Our food isn’t what it used to be. Today, a teenage girl would have to eat 20 slices of bread from modern commodity wheat to get the daily allowance of iron that she would get from 3.5 slices of bread baked from older (circa 1960) heritage wheat.
In its rush for higher yield and more profit, industrial agriculture decreased the nutrients in our food by breeding crops for economic value instead of nutritional value. This was demonstrated by Donald Davis, Ph.D. of the University of Texas who conducted research to determine if there had been a decline in nutrients in our food crops. Using USDA data, Dr. Davis determined that as a group, the 43 foods (including carrots, beets, spinach and 40 more)had declines for six nutrients (protein, calcium, phosphorous, iron, riboflavin and ascorbic acid).
Davis published this work in the Journal of HortScience, and in the journal article he dismissed the idea that decline in soil minerals was the smoking gun, or sole reason for the decreased nutrients. Instead, he pointed to what he called “dilution” effects – environmental dilution and genetic dilution.
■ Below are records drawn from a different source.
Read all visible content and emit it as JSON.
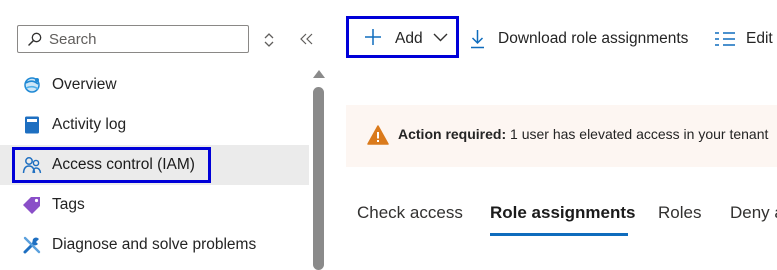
{
  "sidebar": {
    "search_placeholder": "Search",
    "items": [
      {
        "label": "Overview",
        "icon": "overview-icon"
      },
      {
        "label": "Activity log",
        "icon": "activity-log-icon"
      },
      {
        "label": "Access control (IAM)",
        "icon": "iam-icon",
        "selected": true
      },
      {
        "label": "Tags",
        "icon": "tag-icon"
      },
      {
        "label": "Diagnose and solve problems",
        "icon": "wrench-icon"
      }
    ]
  },
  "toolbar": {
    "add_label": "Add",
    "download_label": "Download role assignments",
    "edit_label": "Edit"
  },
  "banner": {
    "title": "Action required:",
    "message": "1 user has elevated access in your tenant"
  },
  "tabs": [
    {
      "label": "Check access"
    },
    {
      "label": "Role assignments",
      "active": true
    },
    {
      "label": "Roles"
    },
    {
      "label": "Deny assignments"
    }
  ],
  "colors": {
    "accent": "#0f6cbd",
    "focus_outline": "#0000d8",
    "warning": "#da7a1c",
    "banner_bg": "#fdf6f2",
    "selected_bg": "#ebebeb"
  }
}
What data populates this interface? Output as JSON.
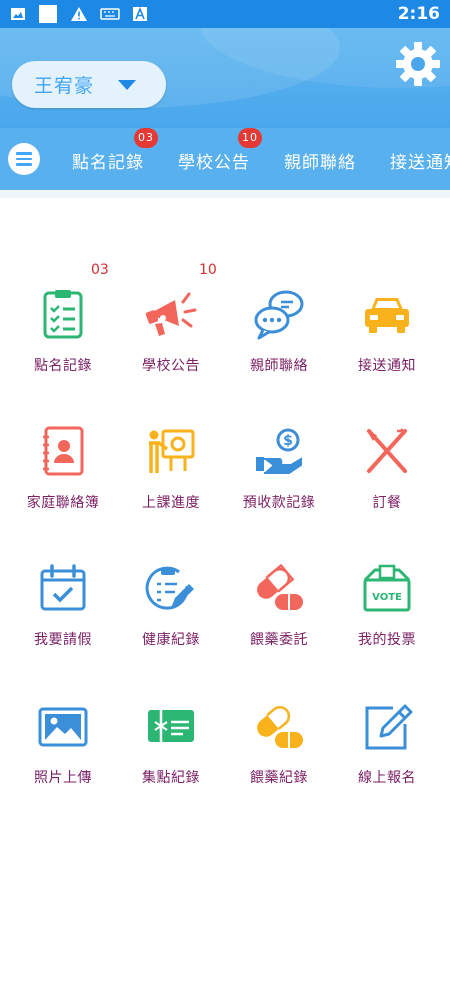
{
  "status_bar": {
    "time": "2:16"
  },
  "header": {
    "user_name": "王宥豪"
  },
  "tabs": [
    {
      "label": "點名記錄",
      "badge": "03"
    },
    {
      "label": "學校公告",
      "badge": "10"
    },
    {
      "label": "親師聯絡",
      "badge": ""
    },
    {
      "label": "接送通知",
      "badge": ""
    }
  ],
  "grid": [
    {
      "label": "點名記錄",
      "icon": "attendance-clipboard-icon",
      "count": "03"
    },
    {
      "label": "學校公告",
      "icon": "megaphone-icon",
      "count": "10"
    },
    {
      "label": "親師聯絡",
      "icon": "chat-bubbles-icon"
    },
    {
      "label": "接送通知",
      "icon": "car-icon"
    },
    {
      "label": "家庭聯絡簿",
      "icon": "contact-book-icon"
    },
    {
      "label": "上課進度",
      "icon": "teacher-board-icon"
    },
    {
      "label": "預收款記錄",
      "icon": "coin-hand-icon"
    },
    {
      "label": "訂餐",
      "icon": "fork-knife-icon"
    },
    {
      "label": "我要請假",
      "icon": "calendar-check-icon"
    },
    {
      "label": "健康紀錄",
      "icon": "health-clipboard-icon"
    },
    {
      "label": "餵藥委託",
      "icon": "capsule-red-icon"
    },
    {
      "label": "我的投票",
      "icon": "vote-box-icon"
    },
    {
      "label": "照片上傳",
      "icon": "photo-icon"
    },
    {
      "label": "集點紀錄",
      "icon": "gift-card-icon"
    },
    {
      "label": "餵藥紀錄",
      "icon": "capsule-yellow-icon"
    },
    {
      "label": "線上報名",
      "icon": "edit-form-icon"
    }
  ],
  "vote_box_text": "VOTE",
  "colors": {
    "accent": "#42a5f5",
    "label": "#7b1f63",
    "badge": "#e53935"
  }
}
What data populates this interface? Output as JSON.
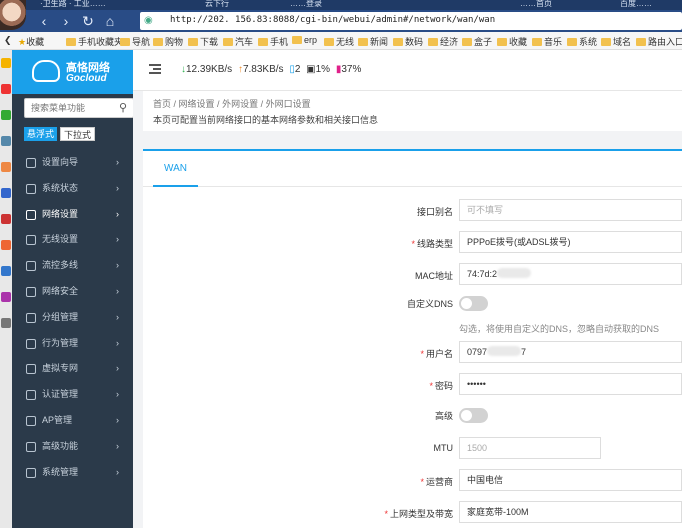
{
  "browser": {
    "tabs": [
      "·卫生路 · 工业……",
      "云下行",
      "……登录",
      "……首页",
      "百度……"
    ],
    "url": "http://202.  156.83:8088/cgi-bin/webui/admin#/network/wan/wan",
    "bookmarks": [
      "收藏",
      "手机收藏夹",
      "导航",
      "购物",
      "下载",
      "汽车",
      "手机",
      "erp",
      "无线",
      "新闻",
      "数码",
      "经济",
      "盒子",
      "收藏",
      "音乐",
      "系统",
      "域名",
      "路由入口"
    ]
  },
  "brand": {
    "cn": "高恪网络",
    "en": "Gocloud"
  },
  "sidebar": {
    "search_placeholder": "搜索菜单功能",
    "mode_float": "悬浮式",
    "mode_dropdown": "下拉式",
    "items": [
      {
        "label": "设置向导",
        "icon": "wizard-icon"
      },
      {
        "label": "系统状态",
        "icon": "status-icon"
      },
      {
        "label": "网络设置",
        "icon": "network-icon"
      },
      {
        "label": "无线设置",
        "icon": "wifi-icon"
      },
      {
        "label": "流控多线",
        "icon": "flow-icon"
      },
      {
        "label": "网络安全",
        "icon": "shield-icon"
      },
      {
        "label": "分组管理",
        "icon": "group-icon"
      },
      {
        "label": "行为管理",
        "icon": "filter-icon"
      },
      {
        "label": "虚拟专网",
        "icon": "vpn-icon"
      },
      {
        "label": "认证管理",
        "icon": "auth-icon"
      },
      {
        "label": "AP管理",
        "icon": "ap-icon"
      },
      {
        "label": "高级功能",
        "icon": "advanced-icon"
      },
      {
        "label": "系统管理",
        "icon": "gear-icon"
      }
    ]
  },
  "stats": {
    "down": "12.39KB/s",
    "up": "7.83KB/s",
    "phones": "2",
    "cpu": "1%",
    "mem": "37%"
  },
  "breadcrumb": [
    "首页",
    "网络设置",
    "外网设置",
    "外网口设置"
  ],
  "page_desc": "本页可配置当前网络接口的基本网络参数和相关接口信息",
  "tab": "WAN",
  "form": {
    "alias_label": "接口别名",
    "alias_placeholder": "可不填写",
    "linetype_label": "线路类型",
    "linetype_value": "PPPoE拨号(或ADSL拨号)",
    "mac_label": "MAC地址",
    "mac_value": "74:7d:2",
    "dns_label": "自定义DNS",
    "dns_hint": "勾选，将使用自定义的DNS，忽略自动获取的DNS",
    "user_label": "用户名",
    "user_prefix": "0797",
    "user_suffix": "7",
    "pass_label": "密码",
    "pass_value": "••••••",
    "adv_label": "高级",
    "mtu_label": "MTU",
    "mtu_placeholder": "1500",
    "isp_label": "运营商",
    "isp_value": "中国电信",
    "bw_label": "上网类型及带宽",
    "bw_value": "家庭宽带-100M"
  }
}
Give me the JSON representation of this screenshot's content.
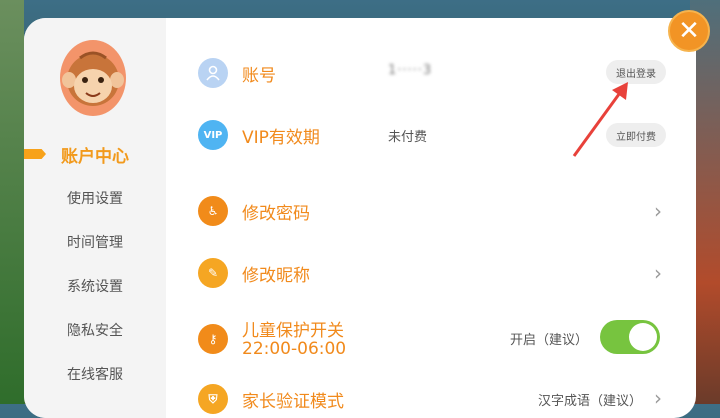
{
  "sidebar": {
    "items": [
      {
        "label": "账户中心"
      },
      {
        "label": "使用设置"
      },
      {
        "label": "时间管理"
      },
      {
        "label": "系统设置"
      },
      {
        "label": "隐私安全"
      },
      {
        "label": "在线客服"
      }
    ]
  },
  "account": {
    "label": "账号",
    "value": "1·····3",
    "logout_label": "退出登录"
  },
  "vip": {
    "icon_text": "VIP",
    "label": "VIP有效期",
    "status": "未付费",
    "pay_label": "立即付费"
  },
  "change_password": {
    "label": "修改密码"
  },
  "change_nickname": {
    "label": "修改昵称"
  },
  "child_protection": {
    "label": "儿童保护开关",
    "time_range": "22:00-06:00",
    "status_text": "开启（建议）",
    "enabled": true
  },
  "parent_verify": {
    "label": "家长验证模式",
    "value": "汉字成语（建议）"
  },
  "colors": {
    "accent_orange": "#f18a1c",
    "toggle_green": "#77c43f",
    "annotation_red": "#e8413a"
  }
}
Environmental dilution means that a plant that grows large under ideal conditions (plenty of fertility and water) takes up the same amount of nutrients as a plant that grows small, but the nutrients are diluted by the larger plant, which results in a lower concentration of nutrients by volume. That’s to be expected. But here is where plant breeding comes in… Davis also pointed out that as plant breeders select crops for high yield, they indirectly select for high carbohydrates, and not for the dozens of other nutrients (and hundreds to thousands of phytochemicals important in nutrition).
Think back to the bread example at the top of this post. Now, consider the food you want to eat in the future. Seed Matters works to bring nutrition, among other benefits, back to our food systems. Just one example of our work is supporting the grain breeding program of Dr. Stephen Jones at Washington State University with four Ph.D. fellowships in organic plant breeding. This program develops barleys, oats and wheat that grows well in organic conditions, works great for local bakers, brewers and dairy feed – and has increased nutritional value.
Together, we can make our meals more nutritious with well-bred organic seed!